EXERCISE:
The expected output is each line in the data below that includes the string "JSON".

(Web page and app entries)

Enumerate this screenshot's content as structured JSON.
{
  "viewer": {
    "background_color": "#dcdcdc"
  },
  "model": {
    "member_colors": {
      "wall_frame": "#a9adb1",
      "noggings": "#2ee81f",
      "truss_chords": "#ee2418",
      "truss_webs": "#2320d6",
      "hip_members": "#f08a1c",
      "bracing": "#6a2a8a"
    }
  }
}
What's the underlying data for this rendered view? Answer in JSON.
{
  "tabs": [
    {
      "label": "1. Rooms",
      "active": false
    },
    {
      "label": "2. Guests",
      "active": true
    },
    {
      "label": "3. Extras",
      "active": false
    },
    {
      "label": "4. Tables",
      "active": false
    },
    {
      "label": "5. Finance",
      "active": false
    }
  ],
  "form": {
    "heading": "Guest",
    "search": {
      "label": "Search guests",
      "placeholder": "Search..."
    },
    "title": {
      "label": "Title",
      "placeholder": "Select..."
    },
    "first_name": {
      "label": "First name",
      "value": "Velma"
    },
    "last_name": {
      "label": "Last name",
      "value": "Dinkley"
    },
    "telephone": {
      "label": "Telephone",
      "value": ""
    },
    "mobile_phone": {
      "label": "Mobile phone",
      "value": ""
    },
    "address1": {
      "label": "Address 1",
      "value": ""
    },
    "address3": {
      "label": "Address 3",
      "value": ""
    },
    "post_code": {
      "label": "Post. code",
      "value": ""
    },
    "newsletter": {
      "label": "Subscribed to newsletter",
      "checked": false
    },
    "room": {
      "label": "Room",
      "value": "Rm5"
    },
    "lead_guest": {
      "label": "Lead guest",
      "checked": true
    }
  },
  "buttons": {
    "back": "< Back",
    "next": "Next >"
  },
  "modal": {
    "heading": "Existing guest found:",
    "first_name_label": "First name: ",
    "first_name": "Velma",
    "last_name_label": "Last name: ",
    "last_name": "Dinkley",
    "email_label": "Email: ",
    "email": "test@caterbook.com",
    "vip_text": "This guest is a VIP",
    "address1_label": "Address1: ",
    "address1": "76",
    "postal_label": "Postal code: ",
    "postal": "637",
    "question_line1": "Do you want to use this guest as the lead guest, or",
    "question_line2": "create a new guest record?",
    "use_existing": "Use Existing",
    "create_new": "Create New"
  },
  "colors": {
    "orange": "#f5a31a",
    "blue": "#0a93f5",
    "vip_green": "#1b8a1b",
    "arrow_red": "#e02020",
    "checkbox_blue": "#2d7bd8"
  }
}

SOLUTION FOR THIS PROBLEM:
Enumerate this screenshot's content as structured JSON.
What's the underlying data for this rendered view? Answer in JSON.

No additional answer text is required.